Got a second? Fisher a bridesmaid again
Ross Fisher is in the midst of a career resurgence - he just doesn't have the hardware to prove it.
Fisher entered the final round of the Abu Dhabi HSBC Championship with a share of the lead, and as he made the turn he appeared in position to claim his first European Tour victory since March 2014. But he slowed just as Tommy Fleetwood caught fire, and when the final putt fell Fisher ended up alone in second place, two shots behind his fellow Englishman.
It continues a promising trend for Fisher, who at age 37 now has 14 career runner-up finishes and three in his last six starts dating back to October. He was edged by Tyrrell Hatton both at the Italian Open and the Alfred Dunhill Links Championship in the fall, and now has amassed nine worldwide top-10 finishes since March.
Fisher took a big step toward ending his winless drought with an eagle on the par-5 second followed by a pair of birdies, and he stood five shots clear of Fleetwood with only nine holes to go. But while Fleetwood played Nos. 10-15 in 4 under, Fisher played the same stretch in 2 over and was unable to eagle the closing hole to force a playoff.
While Fisher remains in search of an elusive trophy, his world ranking has benefited from his recent play. The veteran was ranked outside the top 100 in the world as recently as September 2016, but his Abu Dhabi runner-up result is expected to move him inside the top 30 when the new rankings are published.
McIlroy (T-3) notches another Abu Dhabi close call
Rory McIlroy's trend of doing everything but hoist the trophy at the Abu Dhabi HSBC Championship is alive and well.
Making his first start since early October, McIlroy showed few signs of rust en route to a tie for third. Amid gusty winds, he closed with a 2-under 70 to finish the week at 18 under, four shots behind Tommy Fleetwood who rallied to win this event for the second consecutive year.
The result continues a remarkable trend for the Ulsterman, who has now finished third or better seven of the last eight years in Abu Dhabi - all while never winning the tournament. That stretch includes four runner-up finishes and now two straight T-3 results.
McIlroy is entering off a disappointing 2017 in which he was injured in his first start and missed two chunks of time while trying to regain his health. He has laid out an ambitious early-season schedule, one that will include a trip to Dubai next week and eight worldwide tournament starts before he heads to the Masters.
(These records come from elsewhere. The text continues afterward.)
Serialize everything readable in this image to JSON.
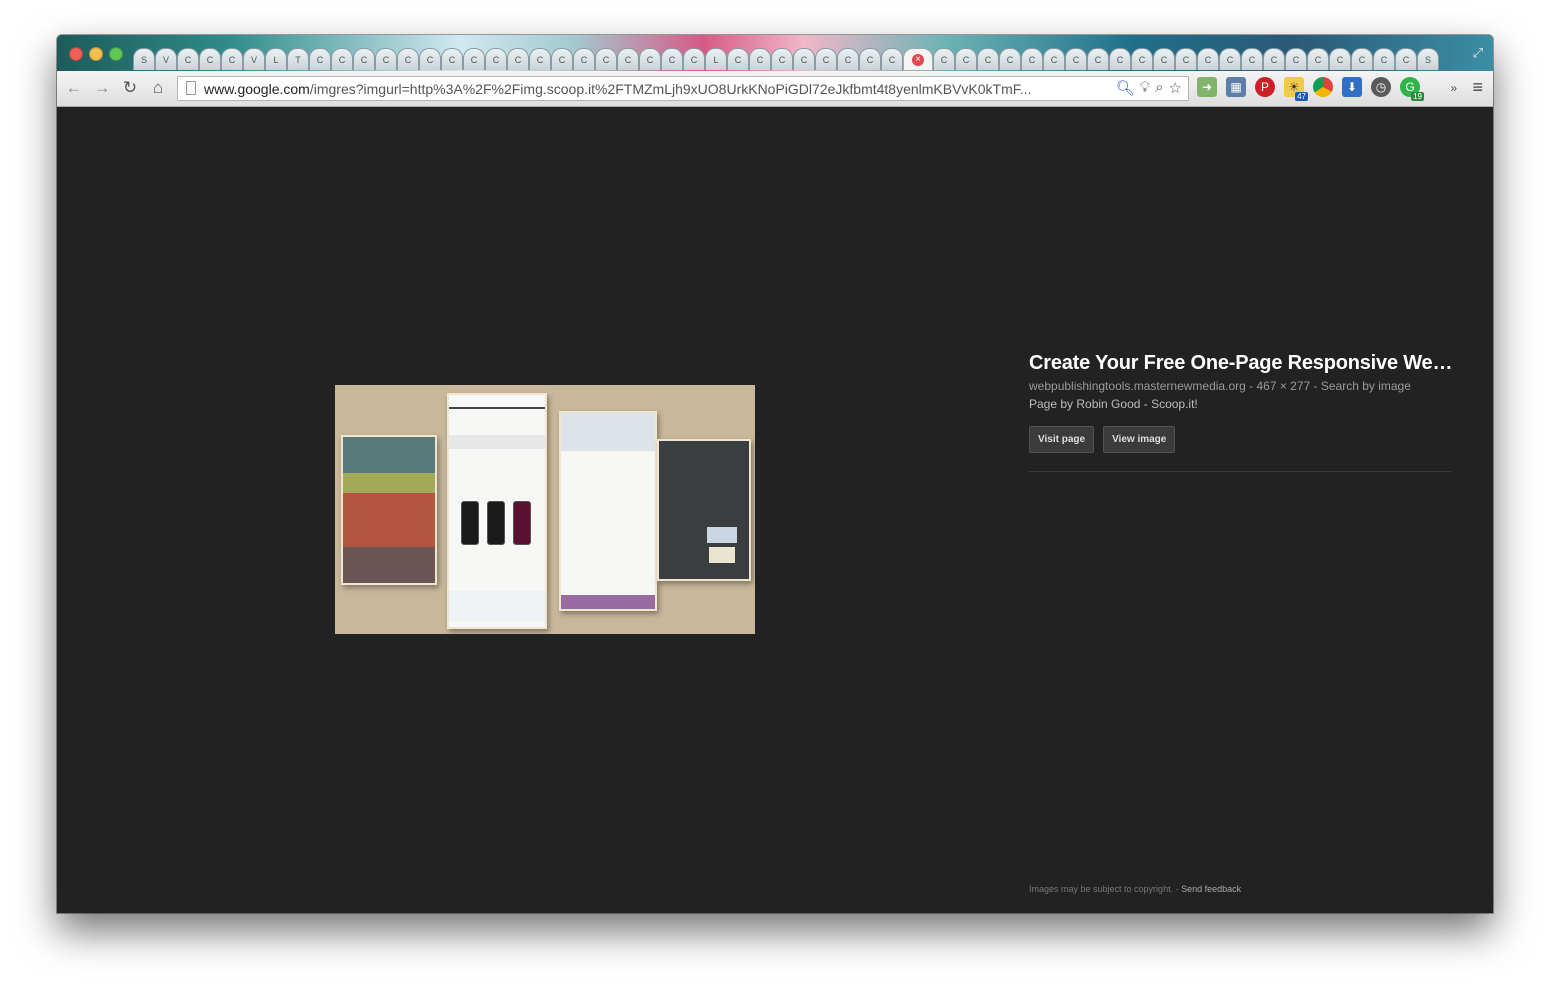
{
  "browser": {
    "url_host": "www.google.com",
    "url_path": "/imgres?imgurl=http%3A%2F%2Fimg.scoop.it%2FTMZmLjh9xUO8UrkKNoPiGDl72eJkfbmt4t8yenlmKBVvK0kTmF...",
    "tab_letters": [
      "S",
      "V",
      "C",
      "C",
      "C",
      "V",
      "L",
      "T",
      "C",
      "C",
      "C",
      "C",
      "C",
      "C",
      "C",
      "C",
      "C",
      "C",
      "C",
      "C",
      "C",
      "C",
      "C",
      "C",
      "C",
      "C",
      "L",
      "C",
      "C",
      "C",
      "C",
      "C",
      "C",
      "C",
      "C",
      "C",
      "C",
      "C",
      "C",
      "C",
      "C",
      "C",
      "C",
      "C",
      "C",
      "C",
      "C",
      "C",
      "C",
      "C",
      "C",
      "C",
      "C",
      "C",
      "C",
      "C",
      "C",
      "C",
      "S"
    ],
    "active_tab_index": 35,
    "extension_badges": {
      "weather": "47",
      "grammarly": "19"
    },
    "overflow_label": "»"
  },
  "result": {
    "title": "Create Your Free One-Page Responsive We…",
    "source": "webpublishingtools.masternewmedia.org",
    "dimensions": "467 × 277",
    "search_by_image": "Search by image",
    "separator": " - ",
    "page_by": "Page by Robin Good - Scoop.it!",
    "visit_page": "Visit page",
    "view_image": "View image"
  },
  "footer": {
    "copyright": "Images may be subject to copyright.",
    "separator": " - ",
    "send_feedback": "Send feedback"
  },
  "colors": {
    "content_bg": "#222222",
    "button_bg": "#3b3b3b",
    "preview_bg": "#c9b79b"
  }
}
McIlroy started the final round one shot off the lead, and he remained in contention after two birdies over his first four holes. But a bogey on No. 6 slowed his momentum, and McIlroy wasn't able to make a back-nine birdie until the closing hole, at which point the title was out of reach.